Tuesday, May 31, 2005

5,000 Gulls to be Shot

Transportation officials thought they were doing a good thing when they provided a nesting area along a major highway for several threatened species of birds. But after five years, the nests have attracted more than just terns and black skimmers. The birds' predators _ sea gulls _ have come out in droves and are crashing into cars on Interstate 64, which connects southeastern Virginia to the mainland.

Last summer, up to 60 gulls died on the highway every day.

Concerned about the potential for serious car accidents, the state Department of Transportation has called on wildlife officials to shoot some of the 5,000 gulls on the south island of I-64's Hampton Roads Bridge-Tunnel. The road carries more than 100,000 cars a day during peak summer months. More from The Washington Post.

Wednesday, May 11, 2005

Woodpecker Once Thought Extinct Found Alive And Well

The ivory-billed woodpecker, once prized for its plumage and sought by American Indians as magical, was thought to be extinct for years. Now it's been sighted again and conservationists are exulting.

The striking bird, last seen in 1944, has been rediscovered in the Big Woods area of Arkansas, scientists and conservationists reported in late April.

Since early 2004 there have been several independent sightings, including one caught on videotape, of one or more of the birds, Fitzpatrick said.

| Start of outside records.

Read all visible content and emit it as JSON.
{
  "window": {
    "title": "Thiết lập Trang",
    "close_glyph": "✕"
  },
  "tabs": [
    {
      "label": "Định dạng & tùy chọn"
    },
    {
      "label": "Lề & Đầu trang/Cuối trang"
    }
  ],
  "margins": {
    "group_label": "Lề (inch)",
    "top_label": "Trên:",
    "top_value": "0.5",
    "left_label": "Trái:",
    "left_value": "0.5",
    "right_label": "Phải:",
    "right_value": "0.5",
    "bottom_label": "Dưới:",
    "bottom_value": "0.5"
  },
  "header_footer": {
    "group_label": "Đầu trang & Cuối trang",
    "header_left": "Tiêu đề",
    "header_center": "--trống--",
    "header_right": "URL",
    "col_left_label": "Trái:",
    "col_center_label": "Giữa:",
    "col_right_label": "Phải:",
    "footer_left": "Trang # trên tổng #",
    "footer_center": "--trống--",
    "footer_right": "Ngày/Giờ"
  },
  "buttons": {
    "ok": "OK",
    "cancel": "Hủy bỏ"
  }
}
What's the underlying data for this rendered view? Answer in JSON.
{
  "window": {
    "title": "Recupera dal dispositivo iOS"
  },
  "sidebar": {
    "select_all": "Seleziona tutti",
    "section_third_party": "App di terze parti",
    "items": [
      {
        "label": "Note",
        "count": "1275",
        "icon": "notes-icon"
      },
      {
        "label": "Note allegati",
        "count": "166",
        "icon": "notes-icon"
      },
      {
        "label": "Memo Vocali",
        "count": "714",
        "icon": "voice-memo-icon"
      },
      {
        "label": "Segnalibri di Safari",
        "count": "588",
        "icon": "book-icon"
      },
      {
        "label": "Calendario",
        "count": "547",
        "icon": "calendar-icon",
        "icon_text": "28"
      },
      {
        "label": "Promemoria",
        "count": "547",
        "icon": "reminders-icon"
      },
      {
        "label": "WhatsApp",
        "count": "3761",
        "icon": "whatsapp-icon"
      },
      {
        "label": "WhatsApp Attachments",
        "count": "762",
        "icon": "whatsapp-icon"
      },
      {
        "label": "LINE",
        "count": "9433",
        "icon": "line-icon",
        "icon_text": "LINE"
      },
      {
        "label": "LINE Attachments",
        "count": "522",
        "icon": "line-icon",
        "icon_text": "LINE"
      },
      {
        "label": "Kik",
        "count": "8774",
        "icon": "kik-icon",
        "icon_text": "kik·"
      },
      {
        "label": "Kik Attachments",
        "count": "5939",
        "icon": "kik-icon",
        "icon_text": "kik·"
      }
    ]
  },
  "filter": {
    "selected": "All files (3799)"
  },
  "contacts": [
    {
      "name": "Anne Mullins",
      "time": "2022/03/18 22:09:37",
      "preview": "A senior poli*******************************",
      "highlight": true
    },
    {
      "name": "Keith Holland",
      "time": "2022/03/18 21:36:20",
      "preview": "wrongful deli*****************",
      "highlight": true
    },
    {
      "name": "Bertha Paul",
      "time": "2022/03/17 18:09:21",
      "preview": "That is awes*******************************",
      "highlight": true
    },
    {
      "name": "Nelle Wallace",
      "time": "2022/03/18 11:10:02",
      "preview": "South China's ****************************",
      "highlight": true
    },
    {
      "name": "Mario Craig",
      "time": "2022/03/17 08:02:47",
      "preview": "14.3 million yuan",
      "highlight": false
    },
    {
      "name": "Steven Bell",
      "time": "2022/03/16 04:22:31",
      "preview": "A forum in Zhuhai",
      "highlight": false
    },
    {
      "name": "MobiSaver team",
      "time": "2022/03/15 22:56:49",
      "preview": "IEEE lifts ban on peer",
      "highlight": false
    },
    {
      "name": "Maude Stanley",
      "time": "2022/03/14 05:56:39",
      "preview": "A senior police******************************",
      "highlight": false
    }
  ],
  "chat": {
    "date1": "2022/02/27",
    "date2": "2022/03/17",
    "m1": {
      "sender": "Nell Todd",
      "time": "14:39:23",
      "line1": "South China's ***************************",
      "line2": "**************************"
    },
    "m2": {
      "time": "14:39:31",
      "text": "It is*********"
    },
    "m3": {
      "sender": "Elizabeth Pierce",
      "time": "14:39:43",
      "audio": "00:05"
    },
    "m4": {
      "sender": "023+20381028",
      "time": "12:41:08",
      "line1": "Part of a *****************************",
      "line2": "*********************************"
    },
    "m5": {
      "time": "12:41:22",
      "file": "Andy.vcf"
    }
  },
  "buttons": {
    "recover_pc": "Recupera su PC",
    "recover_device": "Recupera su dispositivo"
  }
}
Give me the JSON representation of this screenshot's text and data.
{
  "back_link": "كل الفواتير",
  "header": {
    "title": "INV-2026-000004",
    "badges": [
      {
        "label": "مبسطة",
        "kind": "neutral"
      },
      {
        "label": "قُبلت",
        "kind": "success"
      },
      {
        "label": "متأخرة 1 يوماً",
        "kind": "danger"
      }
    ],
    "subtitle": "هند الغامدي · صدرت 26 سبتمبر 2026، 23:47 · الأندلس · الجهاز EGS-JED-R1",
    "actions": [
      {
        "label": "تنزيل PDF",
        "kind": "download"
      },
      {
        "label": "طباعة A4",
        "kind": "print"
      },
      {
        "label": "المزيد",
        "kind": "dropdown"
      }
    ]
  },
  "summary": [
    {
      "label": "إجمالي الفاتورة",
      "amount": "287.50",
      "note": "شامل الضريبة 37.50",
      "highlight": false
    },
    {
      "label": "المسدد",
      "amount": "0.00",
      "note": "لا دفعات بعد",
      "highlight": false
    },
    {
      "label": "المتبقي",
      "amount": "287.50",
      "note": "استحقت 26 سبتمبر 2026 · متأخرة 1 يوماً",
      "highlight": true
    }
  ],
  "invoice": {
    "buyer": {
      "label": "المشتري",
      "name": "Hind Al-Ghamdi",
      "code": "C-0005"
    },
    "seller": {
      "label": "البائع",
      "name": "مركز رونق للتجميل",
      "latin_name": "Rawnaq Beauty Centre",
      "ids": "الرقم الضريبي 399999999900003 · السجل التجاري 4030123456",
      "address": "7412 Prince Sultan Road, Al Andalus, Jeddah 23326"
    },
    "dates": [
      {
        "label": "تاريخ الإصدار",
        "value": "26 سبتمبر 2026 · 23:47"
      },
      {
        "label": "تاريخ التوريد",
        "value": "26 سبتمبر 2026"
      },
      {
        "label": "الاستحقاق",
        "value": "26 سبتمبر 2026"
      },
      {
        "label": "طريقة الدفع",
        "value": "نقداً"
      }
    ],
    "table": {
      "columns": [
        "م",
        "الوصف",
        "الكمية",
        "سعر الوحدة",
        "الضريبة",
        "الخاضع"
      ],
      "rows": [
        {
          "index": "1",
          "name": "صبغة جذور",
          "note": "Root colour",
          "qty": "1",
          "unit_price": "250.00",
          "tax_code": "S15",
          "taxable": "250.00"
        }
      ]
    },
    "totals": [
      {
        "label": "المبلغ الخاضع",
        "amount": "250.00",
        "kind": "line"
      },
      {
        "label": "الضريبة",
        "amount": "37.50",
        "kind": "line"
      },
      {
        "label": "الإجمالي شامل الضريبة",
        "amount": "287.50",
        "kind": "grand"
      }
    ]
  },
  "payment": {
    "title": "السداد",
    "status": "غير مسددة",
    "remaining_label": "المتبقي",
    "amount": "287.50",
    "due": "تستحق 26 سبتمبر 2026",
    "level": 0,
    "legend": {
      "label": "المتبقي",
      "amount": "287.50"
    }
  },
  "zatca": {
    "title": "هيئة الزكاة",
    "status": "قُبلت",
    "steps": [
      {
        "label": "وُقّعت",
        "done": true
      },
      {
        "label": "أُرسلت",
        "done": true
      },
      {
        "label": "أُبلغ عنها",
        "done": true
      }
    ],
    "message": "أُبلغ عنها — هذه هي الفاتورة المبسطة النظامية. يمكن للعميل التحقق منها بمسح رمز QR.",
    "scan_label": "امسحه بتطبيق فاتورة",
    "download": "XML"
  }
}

That video of the bird's 3-foot wingspan and distinctive black-and-white markings confirmed the presence of the creature that seemed to have vanished after logging destroyed its habitat.

The ivory-billed woodpecker, one of the largest such birds in the world, is one of six North American bird species thought to have become extinct since 1880. The bird ranged widely across the southeastern United States at one time.

Once sought by Indians who believed that its bill possessed magical powers, the bird also was hunted for its feathers so they could adorn women's hats. Loss of habitat was its main threat, however.

Washington Post Articles:
*Woodpecker Thought Extinct Rediscovered
*Ark. Man Recalls Finding Rare Woodpecker
*Extinct? After 60 Years, Woodpecker Begs to Differ
*Rare Woodpecker's Home Remote, Dangerous
*Delta Towns Hope Woodpecker Brings Riches
* Ark. Bird Festival Revamped for Woodpecker

*Tim Gallagher, author, The Grail Bird: Hot on the Trail of the Ivory-billed Woodpecker.
The Nature Conservancy:

Naturalist Walk In Rock Creek Park

Early May is an exciting time for bird enthusiasts. It's when thousands of migratory birds fly through the Washington area, and help usher in the warm weather with their unique calls and songs. WAMU's Sarah Hughes accompanied the Audubon Naturalist Society's Stephanie Mason on a walk through Rock Creek Park, to seek out some of these newly arrived visitors.

The Naturalist Society conducts a free walk for beginning birders every Saturday morning.

Listen to the walk through the park on NPR.

For more information, visit Audubon Naturalist Society website.

Field Trip To Bombay Hook And Little Creek May 14th

On Saturday May 14, 2005, DC Audubon will take a field trip to Bombay Hook NWR to see the phenomenal migration of shore birds. This trip is a great opportunity to see thousands of sandpipers, plovers and avocets. One birder beautifully referred to this field trip, as “essential to truly enjoy the annual spectacle of migration” and when “birder’s hopes…are renewed every year at this time.”

Directions and tentative spots to visit:
Directions: From the DC area, get on Rte. 50 heading east. Cross the Bay Bridge. Once on the Eastern Shore, take Rte. 301 northeast (this splits off from Rte. 50). Go about 34 miles from this point and turn right on Rte. 300.which runs east through farmland. Go 15 miles to Kenton, Delaware. At the traffic light in Kenton go right on Del. 42, which ends after 9 miles in Leipsic, crossing Rte. 13 en route. (Be very careful in Delaware, there are lots of speed traps in these towns). Go left (north) in Leipsic on Rte. 9 1.5 miles to the Bombay Hook entrance sign and turn right. We will meet at the Visitor's Center.

After Bombay Hook, we will head south to Little Creek and in the town take a left at the Post Office onto Port Mahon Rd. The next stop farther south will be to Pickering Beach which is a few miles south and a left off of Rte. 9 onto Pickering Beach Rd.

If you have a car and can help carpool, please let me know. If you need a ride, please let me know that as well, so I can try to make sure everybody who needs a ride has one. For carpooling, we will meet at the Bread and Chocolate cafĂ©/bakery on Capitol Hill at the corner of 7th and Pennsylvania Ave SE at 7 am. If you prefer to meet at Bombay Hook, we should be at the Visitor’s Center by 10 am. We will caravan from one place to the next over the course of the day.

Sunscreen and insect repellent will certainly add to your birding pleasure in these marshy areas. Lunch or snacks and plenty of water are a good idea, too.

If you plan to come or need more information call me at 202-277-1365 or e-mail me at mikekaspar@aol.com.